Cultural Studies of Science Education

, Volume 3, Issue 3, pp 663–702

Indigenous knowledge in the science curriculum: avoiding neo-colonialism

Article

DOI: 10.1007/s11422-007-9087-4

Cite this article as:
Ryan, A. Cult Stud of Sci Educ (2008) 3: 663. doi:10.1007/s11422-007-9087-4

Abstract

Science education in Papua New Guinea has been influenced by neo-colonial practices that have significantly contributed to the silencing of the Papua New Guinea voice. This silencing has led to the production of science curriculum documents that are irrelevant to the students for whom they are written. To avoid being caught up in neo-colonial practices, Western science educators ought to consider the notion of cultural mediators.

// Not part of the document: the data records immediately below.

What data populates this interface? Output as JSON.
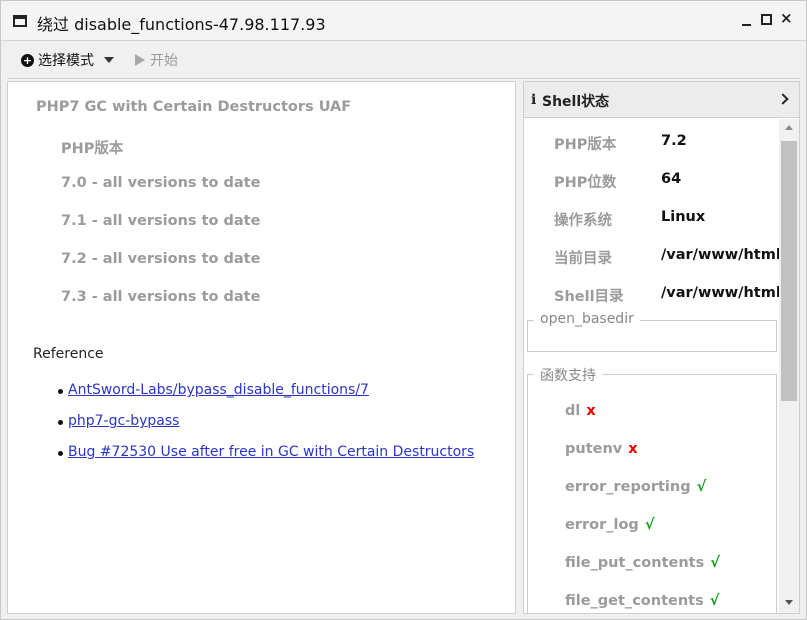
{
  "window": {
    "title": "绕过 disable_functions-47.98.117.93",
    "minimize_icon": "minimize-icon",
    "maximize_icon": "maximize-icon",
    "close_glyph": "×"
  },
  "toolbar": {
    "mode_label": "选择模式",
    "start_label": "开始"
  },
  "left": {
    "heading": "PHP7 GC with Certain Destructors UAF",
    "version_label": "PHP版本",
    "versions": [
      "7.0 - all versions to date",
      "7.1 - all versions to date",
      "7.2 - all versions to date",
      "7.3 - all versions to date"
    ],
    "reference_label": "Reference",
    "links": [
      "AntSword-Labs/bypass_disable_functions/7",
      "php7-gc-bypass",
      "Bug #72530 Use after free in GC with Certain Destructors"
    ]
  },
  "right": {
    "title": "Shell状态",
    "info": [
      {
        "key": "PHP版本",
        "value": "7.2"
      },
      {
        "key": "PHP位数",
        "value": "64"
      },
      {
        "key": "操作系统",
        "value": "Linux"
      },
      {
        "key": "当前目录",
        "value": "/var/www/html"
      },
      {
        "key": "Shell目录",
        "value": "/var/www/html"
      }
    ],
    "open_basedir_label": "open_basedir",
    "functions_label": "函数支持",
    "functions": [
      {
        "name": "dl",
        "mark": "x"
      },
      {
        "name": "putenv",
        "mark": "x"
      },
      {
        "name": "error_reporting",
        "mark": "√"
      },
      {
        "name": "error_log",
        "mark": "√"
      },
      {
        "name": "file_put_contents",
        "mark": "√"
      },
      {
        "name": "file_get_contents",
        "mark": "√"
      }
    ]
  },
  "colors": {
    "unsupported": "#e00000",
    "supported": "#1a9a1a",
    "link": "#2a35c5"
  }
}
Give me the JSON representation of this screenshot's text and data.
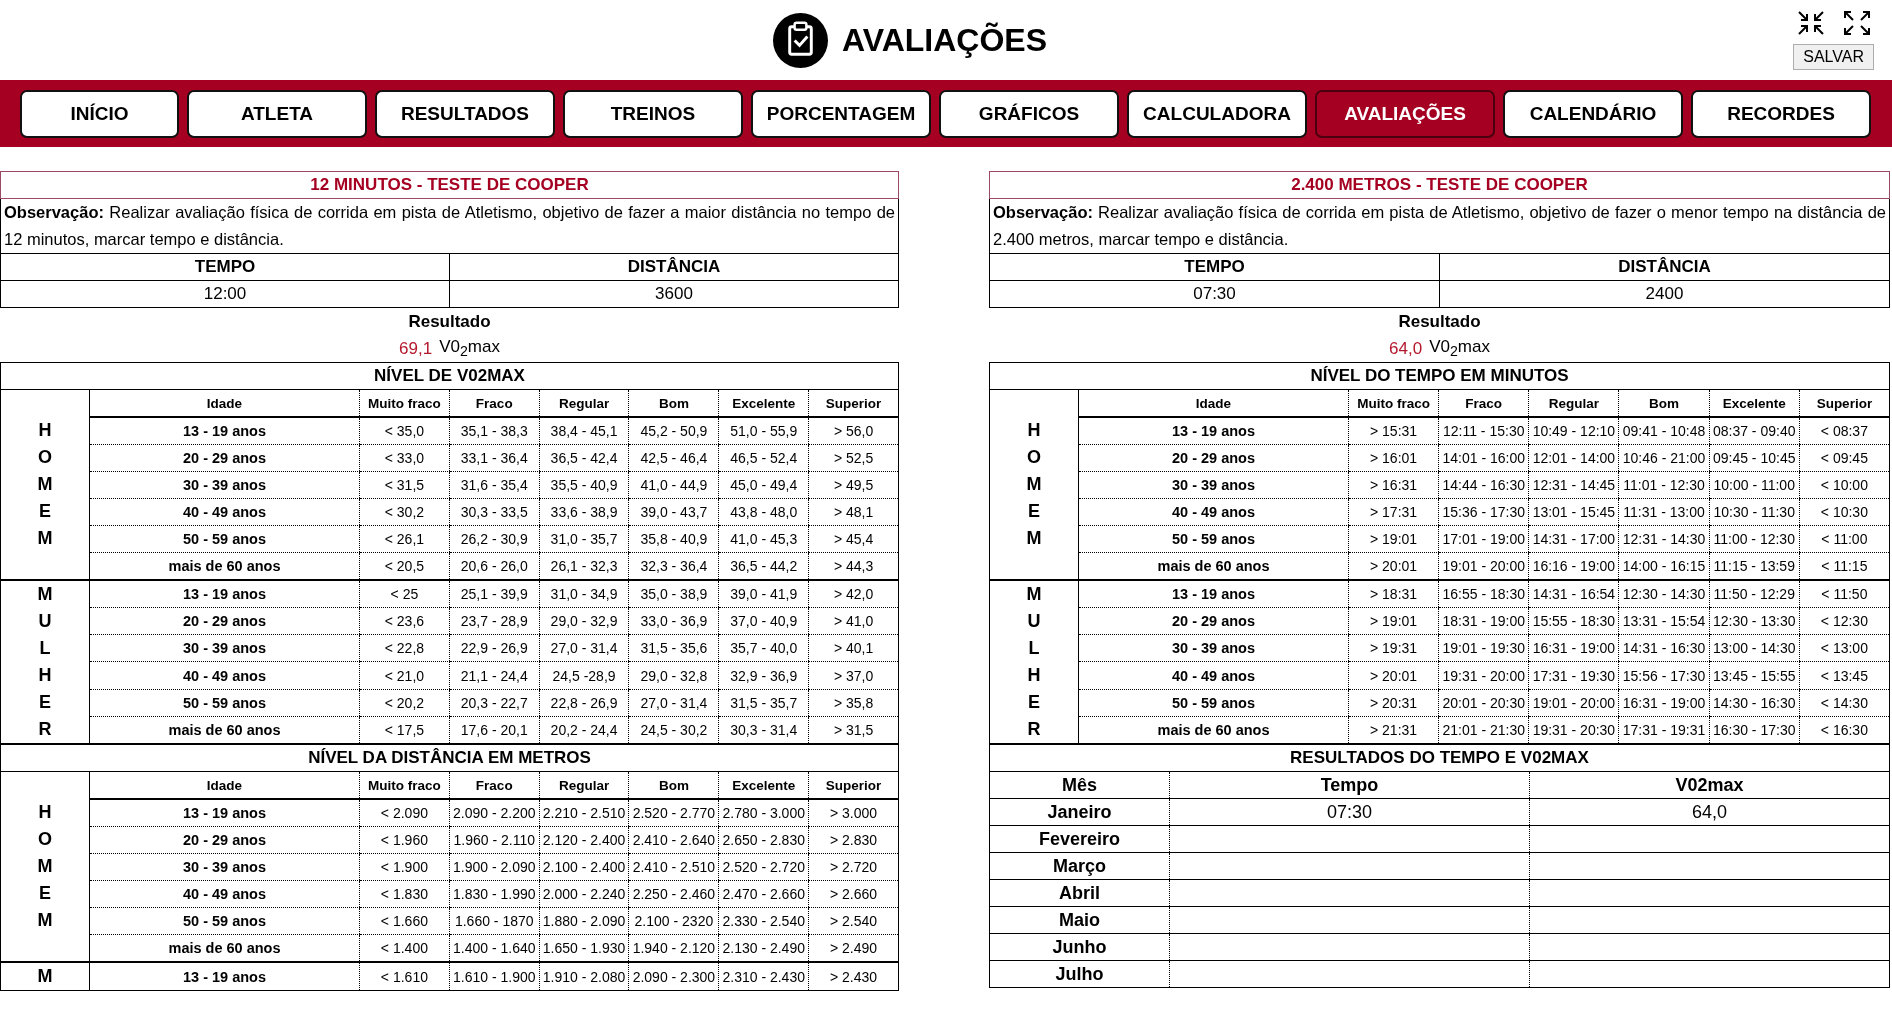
{
  "header": {
    "title": "AVALIAÇÕES",
    "save_button": "SALVAR"
  },
  "nav": {
    "tabs": [
      {
        "label": "INÍCIO",
        "selected": false
      },
      {
        "label": "ATLETA",
        "selected": false
      },
      {
        "label": "RESULTADOS",
        "selected": false
      },
      {
        "label": "TREINOS",
        "selected": false
      },
      {
        "label": "PORCENTAGEM",
        "selected": false
      },
      {
        "label": "GRÁFICOS",
        "selected": false
      },
      {
        "label": "CALCULADORA",
        "selected": false
      },
      {
        "label": "AVALIAÇÕES",
        "selected": true
      },
      {
        "label": "CALENDÁRIO",
        "selected": false
      },
      {
        "label": "RECORDES",
        "selected": false
      }
    ]
  },
  "panels": [
    {
      "title": "12 MINUTOS - TESTE DE COOPER",
      "note": "**Observação:** Realizar avaliação física de corrida em pista de Atletismo, objetivo de fazer a maior distância no tempo de 12 minutos, marcar tempo e distância.",
      "inputs": {
        "columns": [
          "TEMPO",
          "DISTÂNCIA"
        ],
        "values": [
          "12:00",
          "3600"
        ]
      },
      "result": {
        "label": "Resultado",
        "value": "69,1",
        "unit": "V0$_{2}$max"
      },
      "tables": [
        {
          "kind": "levels",
          "title": "NÍVEL DE V02MAX",
          "columns": [
            "Idade",
            "Muito fraco",
            "Fraco",
            "Regular",
            "Bom",
            "Excelente",
            "Superior"
          ],
          "groups": [
            {
              "label": "HOMEM",
              "rows": [
                [
                  "13 - 19 anos",
                  "< 35,0",
                  "35,1 - 38,3",
                  "38,4 - 45,1",
                  "45,2 - 50,9",
                  "51,0 - 55,9",
                  "> 56,0"
                ],
                [
                  "20 - 29 anos",
                  "< 33,0",
                  "33,1 - 36,4",
                  "36,5 - 42,4",
                  "42,5 - 46,4",
                  "46,5 - 52,4",
                  "> 52,5"
                ],
                [
                  "30 - 39 anos",
                  "< 31,5",
                  "31,6 - 35,4",
                  "35,5 - 40,9",
                  "41,0 - 44,9",
                  "45,0 - 49,4",
                  "> 49,5"
                ],
                [
                  "40 - 49 anos",
                  "< 30,2",
                  "30,3 - 33,5",
                  "33,6 - 38,9",
                  "39,0 - 43,7",
                  "43,8 - 48,0",
                  "> 48,1"
                ],
                [
                  "50 - 59 anos",
                  "< 26,1",
                  "26,2 - 30,9",
                  "31,0 - 35,7",
                  "35,8 - 40,9",
                  "41,0 - 45,3",
                  "> 45,4"
                ],
                [
                  "mais de 60 anos",
                  "< 20,5",
                  "20,6 - 26,0",
                  "26,1 - 32,3",
                  "32,3 - 36,4",
                  "36,5 - 44,2",
                  "> 44,3"
                ]
              ]
            },
            {
              "label": "MULHER",
              "rows": [
                [
                  "13 - 19 anos",
                  "< 25",
                  "25,1 - 39,9",
                  "31,0 - 34,9",
                  "35,0 - 38,9",
                  "39,0 - 41,9",
                  "> 42,0"
                ],
                [
                  "20 - 29 anos",
                  "< 23,6",
                  "23,7 - 28,9",
                  "29,0 - 32,9",
                  "33,0 - 36,9",
                  "37,0 - 40,9",
                  "> 41,0"
                ],
                [
                  "30 - 39 anos",
                  "< 22,8",
                  "22,9 - 26,9",
                  "27,0 - 31,4",
                  "31,5 - 35,6",
                  "35,7 - 40,0",
                  "> 40,1"
                ],
                [
                  "40 - 49 anos",
                  "< 21,0",
                  "21,1 - 24,4",
                  "24,5 -28,9",
                  "29,0 - 32,8",
                  "32,9 - 36,9",
                  "> 37,0"
                ],
                [
                  "50 - 59 anos",
                  "< 20,2",
                  "20,3 - 22,7",
                  "22,8 - 26,9",
                  "27,0 - 31,4",
                  "31,5 - 35,7",
                  "> 35,8"
                ],
                [
                  "mais de 60 anos",
                  "< 17,5",
                  "17,6 - 20,1",
                  "20,2 - 24,4",
                  "24,5 - 30,2",
                  "30,3 - 31,4",
                  "> 31,5"
                ]
              ]
            }
          ]
        },
        {
          "kind": "levels",
          "title": "NÍVEL DA DISTÂNCIA EM METROS",
          "columns": [
            "Idade",
            "Muito fraco",
            "Fraco",
            "Regular",
            "Bom",
            "Excelente",
            "Superior"
          ],
          "groups": [
            {
              "label": "HOMEM",
              "rows": [
                [
                  "13 - 19 anos",
                  "< 2.090",
                  "2.090 - 2.200",
                  "2.210 - 2.510",
                  "2.520 - 2.770",
                  "2.780 - 3.000",
                  "> 3.000"
                ],
                [
                  "20 - 29 anos",
                  "< 1.960",
                  "1.960 - 2.110",
                  "2.120 - 2.400",
                  "2.410 - 2.640",
                  "2.650 - 2.830",
                  "> 2.830"
                ],
                [
                  "30 - 39 anos",
                  "< 1.900",
                  "1.900 - 2.090",
                  "2.100 - 2.400",
                  "2.410 - 2.510",
                  "2.520 - 2.720",
                  "> 2.720"
                ],
                [
                  "40 - 49 anos",
                  "< 1.830",
                  "1.830 - 1.990",
                  "2.000 - 2.240",
                  "2.250 - 2.460",
                  "2.470 - 2.660",
                  "> 2.660"
                ],
                [
                  "50 - 59 anos",
                  "< 1.660",
                  "1.660 - 1870",
                  "1.880 - 2.090",
                  "2.100 - 2320",
                  "2.330 - 2.540",
                  "> 2.540"
                ],
                [
                  "mais de 60 anos",
                  "< 1.400",
                  "1.400 - 1.640",
                  "1.650 - 1.930",
                  "1.940 - 2.120",
                  "2.130 - 2.490",
                  "> 2.490"
                ]
              ]
            },
            {
              "label": "M",
              "rows": [
                [
                  "13 - 19 anos",
                  "< 1.610",
                  "1.610 - 1.900",
                  "1.910 - 2.080",
                  "2.090 - 2.300",
                  "2.310 - 2.430",
                  "> 2.430"
                ]
              ]
            }
          ]
        }
      ]
    },
    {
      "title": "2.400 METROS - TESTE DE COOPER",
      "note": "**Observação:** Realizar avaliação física de corrida em pista de Atletismo, objetivo de fazer o menor tempo na distância de 2.400 metros, marcar tempo e distância.",
      "inputs": {
        "columns": [
          "TEMPO",
          "DISTÂNCIA"
        ],
        "values": [
          "07:30",
          "2400"
        ]
      },
      "result": {
        "label": "Resultado",
        "value": "64,0",
        "unit": "V0$_{2}$max"
      },
      "tables": [
        {
          "kind": "levels",
          "title": "NÍVEL DO TEMPO EM MINUTOS",
          "columns": [
            "Idade",
            "Muito fraco",
            "Fraco",
            "Regular",
            "Bom",
            "Excelente",
            "Superior"
          ],
          "groups": [
            {
              "label": "HOMEM",
              "rows": [
                [
                  "13 - 19 anos",
                  "> 15:31",
                  "12:11 - 15:30",
                  "10:49 - 12:10",
                  "09:41 - 10:48",
                  "08:37 - 09:40",
                  "< 08:37"
                ],
                [
                  "20 - 29 anos",
                  "> 16:01",
                  "14:01 - 16:00",
                  "12:01 - 14:00",
                  "10:46 - 21:00",
                  "09:45 - 10:45",
                  "< 09:45"
                ],
                [
                  "30 - 39 anos",
                  "> 16:31",
                  "14:44 - 16:30",
                  "12:31 - 14:45",
                  "11:01 - 12:30",
                  "10:00 - 11:00",
                  "< 10:00"
                ],
                [
                  "40 - 49 anos",
                  "> 17:31",
                  "15:36 - 17:30",
                  "13:01 - 15:45",
                  "11:31 - 13:00",
                  "10:30 - 11:30",
                  "< 10:30"
                ],
                [
                  "50 - 59 anos",
                  "> 19:01",
                  "17:01 - 19:00",
                  "14:31 - 17:00",
                  "12:31 - 14:30",
                  "11:00 - 12:30",
                  "< 11:00"
                ],
                [
                  "mais de 60 anos",
                  "> 20:01",
                  "19:01 - 20:00",
                  "16:16 - 19:00",
                  "14:00 - 16:15",
                  "11:15 - 13:59",
                  "< 11:15"
                ]
              ]
            },
            {
              "label": "MULHER",
              "rows": [
                [
                  "13 - 19 anos",
                  "> 18:31",
                  "16:55 - 18:30",
                  "14:31 - 16:54",
                  "12:30 - 14:30",
                  "11:50 - 12:29",
                  "< 11:50"
                ],
                [
                  "20 - 29 anos",
                  "> 19:01",
                  "18:31 - 19:00",
                  "15:55 - 18:30",
                  "13:31 - 15:54",
                  "12:30 - 13:30",
                  "< 12:30"
                ],
                [
                  "30 - 39 anos",
                  "> 19:31",
                  "19:01 - 19:30",
                  "16:31 - 19:00",
                  "14:31 - 16:30",
                  "13:00 - 14:30",
                  "< 13:00"
                ],
                [
                  "40 - 49 anos",
                  "> 20:01",
                  "19:31 - 20:00",
                  "17:31 - 19:30",
                  "15:56 - 17:30",
                  "13:45 - 15:55",
                  "< 13:45"
                ],
                [
                  "50 - 59 anos",
                  "> 20:31",
                  "20:01 - 20:30",
                  "19:01 - 20:00",
                  "16:31 - 19:00",
                  "14:30 - 16:30",
                  "< 14:30"
                ],
                [
                  "mais de 60 anos",
                  "> 21:31",
                  "21:01 - 21:30",
                  "19:31 - 20:30",
                  "17:31 - 19:31",
                  "16:30 - 17:30",
                  "< 16:30"
                ]
              ]
            }
          ]
        },
        {
          "kind": "monthly",
          "title": "RESULTADOS DO TEMPO E V02MAX",
          "columns": [
            "Mês",
            "Tempo",
            "V02max"
          ],
          "rows": [
            [
              "Janeiro",
              "07:30",
              "64,0"
            ],
            [
              "Fevereiro"
            ],
            [
              "Março"
            ],
            [
              "Abril"
            ],
            [
              "Maio"
            ],
            [
              "Junho"
            ],
            [
              "Julho"
            ]
          ]
        }
      ]
    }
  ]
}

This position, I argue, infers an obligation to take responsibility for their actions and to consider postcolonial discourses as a way of understanding the relationships and dialogue between different ways of knowing.

Keywords

Papua New GuineaNeocolonialismScience educationCurriculum

Copyright information

© Springer Science+Business Media B.V. 2008

Authors and Affiliations

  1. 1.Faculty of EducationMonash UniversityChurchillAustralia